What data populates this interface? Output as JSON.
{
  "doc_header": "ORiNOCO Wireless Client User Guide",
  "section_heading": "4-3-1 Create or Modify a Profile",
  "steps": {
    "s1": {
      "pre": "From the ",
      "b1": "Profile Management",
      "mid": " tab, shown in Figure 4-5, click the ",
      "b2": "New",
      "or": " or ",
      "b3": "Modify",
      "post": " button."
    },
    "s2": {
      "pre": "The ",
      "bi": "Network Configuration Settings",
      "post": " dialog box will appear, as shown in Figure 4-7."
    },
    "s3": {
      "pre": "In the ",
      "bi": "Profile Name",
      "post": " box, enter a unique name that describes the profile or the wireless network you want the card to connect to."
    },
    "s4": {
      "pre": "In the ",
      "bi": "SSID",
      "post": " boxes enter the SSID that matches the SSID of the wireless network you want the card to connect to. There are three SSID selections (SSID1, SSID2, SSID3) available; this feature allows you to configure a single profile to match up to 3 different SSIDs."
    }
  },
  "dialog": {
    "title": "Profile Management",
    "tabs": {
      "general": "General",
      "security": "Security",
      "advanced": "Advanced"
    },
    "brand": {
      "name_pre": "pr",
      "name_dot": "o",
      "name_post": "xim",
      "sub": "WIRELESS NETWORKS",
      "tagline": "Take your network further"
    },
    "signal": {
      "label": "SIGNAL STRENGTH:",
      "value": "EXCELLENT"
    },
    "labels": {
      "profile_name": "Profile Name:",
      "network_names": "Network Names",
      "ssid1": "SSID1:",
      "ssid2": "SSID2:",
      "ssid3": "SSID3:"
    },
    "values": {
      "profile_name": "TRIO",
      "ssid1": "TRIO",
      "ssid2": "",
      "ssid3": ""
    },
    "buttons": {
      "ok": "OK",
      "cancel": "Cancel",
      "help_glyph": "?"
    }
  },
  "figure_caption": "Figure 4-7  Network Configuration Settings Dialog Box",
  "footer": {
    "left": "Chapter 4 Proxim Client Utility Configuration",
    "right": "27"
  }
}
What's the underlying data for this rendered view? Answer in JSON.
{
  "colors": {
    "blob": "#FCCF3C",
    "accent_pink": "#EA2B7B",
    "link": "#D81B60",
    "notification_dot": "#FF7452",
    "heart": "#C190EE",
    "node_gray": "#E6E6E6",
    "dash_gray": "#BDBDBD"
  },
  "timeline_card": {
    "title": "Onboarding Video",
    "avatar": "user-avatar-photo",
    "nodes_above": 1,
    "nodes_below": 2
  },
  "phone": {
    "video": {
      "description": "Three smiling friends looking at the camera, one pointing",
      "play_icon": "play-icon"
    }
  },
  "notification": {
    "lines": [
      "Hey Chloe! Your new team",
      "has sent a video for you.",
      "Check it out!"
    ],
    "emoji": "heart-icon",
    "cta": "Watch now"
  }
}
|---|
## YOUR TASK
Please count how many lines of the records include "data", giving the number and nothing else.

## FINISHED TASK
2